I apologize for not having written the previous week. In many ways, I wish that the reason that I have not posted in a while were shearly out of neglect or lack of excitement in my life, but that seems to be relatively far from the truth. Instead, the past couple of weeks have been filled with intense periods of waiting and wondering. Several weeks ago, I speculated about my physical deterioration. I asked whether or not I could possibly be as injured as some were speculating. A week later, I wrote with much relief that I was not as bad off as initial indications. Unfortunately, all that may have been a bit premature. I learned on the 23rd of April that I have a potentially serious form of arthritis in a couple of my joints. The potential implications of this are numerous.
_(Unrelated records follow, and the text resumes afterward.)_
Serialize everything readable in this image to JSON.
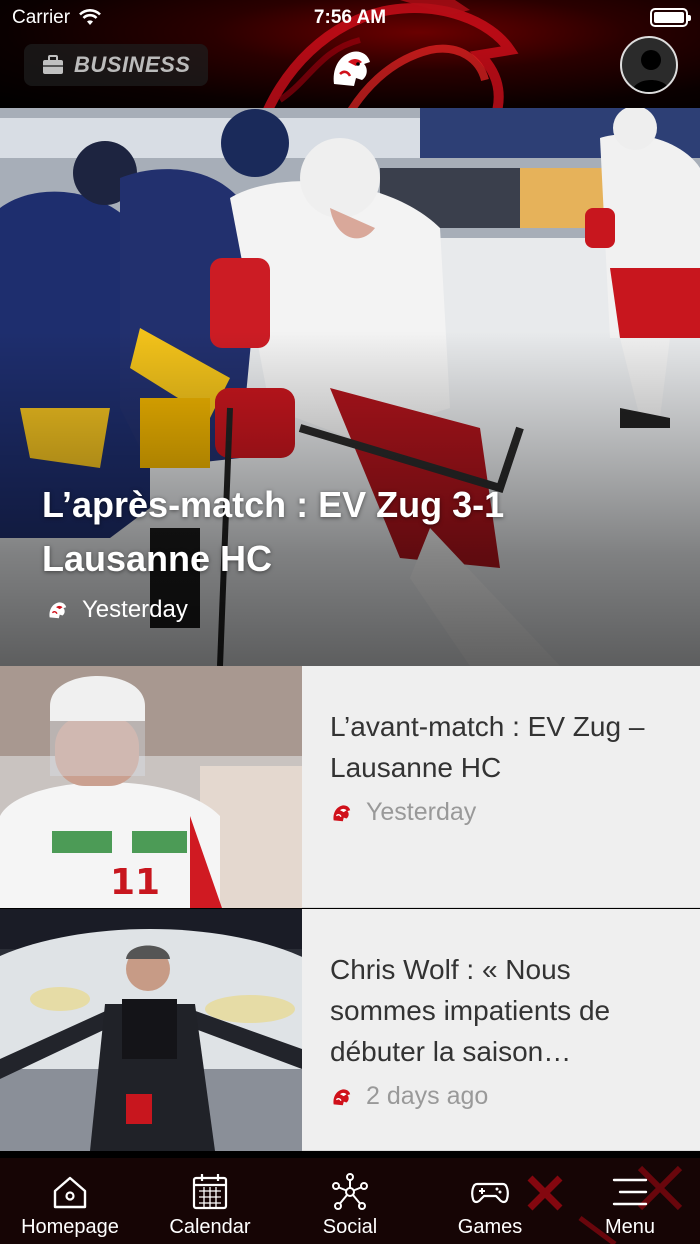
{
  "status_bar": {
    "carrier": "Carrier",
    "time": "7:56 AM"
  },
  "header": {
    "business_label": "BUSINESS",
    "accent": "#d0101a"
  },
  "hero": {
    "title": "L’après-match : EV Zug 3-1 Lausanne HC",
    "time": "Yesterday"
  },
  "articles": [
    {
      "title": "L’avant-match : EV Zug – Lausanne HC",
      "time": "Yesterday"
    },
    {
      "title": "Chris Wolf : « Nous sommes impatients de débuter la saison…",
      "time": "2 days ago"
    }
  ],
  "tabs": [
    {
      "label": "Homepage",
      "icon": "home-icon"
    },
    {
      "label": "Calendar",
      "icon": "calendar-icon"
    },
    {
      "label": "Social",
      "icon": "social-network-icon"
    },
    {
      "label": "Games",
      "icon": "gamepad-icon"
    },
    {
      "label": "Menu",
      "icon": "hamburger-menu-icon"
    }
  ]
}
At the respective extremes, it could mean very little at all other than some new medications, it could mean the termination of my Peace Corps service, or it could mean just about anything in between. I may have to move villages, move to Bishkek for a period of time, or go to another country for treatment. Upon diagnosis the medical staff gave me a better than fifty percent chance that I would be medevaced somewhere (be it the US or another country). After two weeks of waiting, I learned recently the for the time being we are going to pursue as aggressive treatment as seems is save from my village. The hope is that this will get the arthritis under control in a couple of months, and that there will not be the need for me to pursue further treatment elsewhere. As far as I can tell, I should be fine. I have a bit more pain in my joints than before, and I am thus limited in my ability to help around the farm, but I have full faith in the people with whom I am working. I love you guys, but I have no intention of coming to see you before my time here is finished. I would like to take this opportunity to comment on the medical support that I have received while in country. In the course of my postings, I have complained about, made fun of, and critized some of the Peace Corps experience. That is, after all, part of life. I hope that I have been positive and humorous at times as well. All that said, I can not compliment the medical staff in our office enough for the job that they have done for me since my arrival. As many of you who know me are aware, in some ways I am twenty-four going on sixty-four with joint problems, nerve disorders, and an unhappy GI track that ,while rarely stopping me from being active, are constantly reminding me of their existence. I spent much of my first two months here ill. I have managed to get my body to become inflamed, strained, and generally irritated in ways that have even impressed me. Through it all, the medical staff has done a superb job. They have caught drug conflicts and the starts of potential problems that I have never heard about as well read as I am about what is going on with me. Yelena and Nazgul, our two doctors, have been tremendous. They have listened thouroughly to each and every problem that I have had with genuine concern about me not just as a volunteer but as a person. For people who are responsible for the phyiscal well-being of over 115 people as far as 17 hours away by car, they knowledge is incredible. They are general practitioners who have to be able to diagnose more complicated cases that a gp in the states would be sending-out for consultation. As well as they know medicine, they are also smart enough to know when to seek outside assistance. Yelena in particular is simply incredible. She is Kazak with a training in America, and with board certifications in both general medicine and geriatrics from the states. She has provided me with so much support and assistance that repaying her will never be possible. Beyond it all, you know that when talking with her, she is generally interested in you as a person. I’m sorry that I have not done well at including the amusing stories from Kyrgyzstan that I once promised in my journal over the past few weeks. I am told by many that their first April in Kyrgyzstan was their most difficult month. Having had a rough one myself, I am glad to be in the merry merry month of May. Despite rumors to the contrary, I am doing well. I love my village, and I am looking forward to the number of activities that are planned for the summer. The beauty of this country is that literally almost anything can happen on any given day.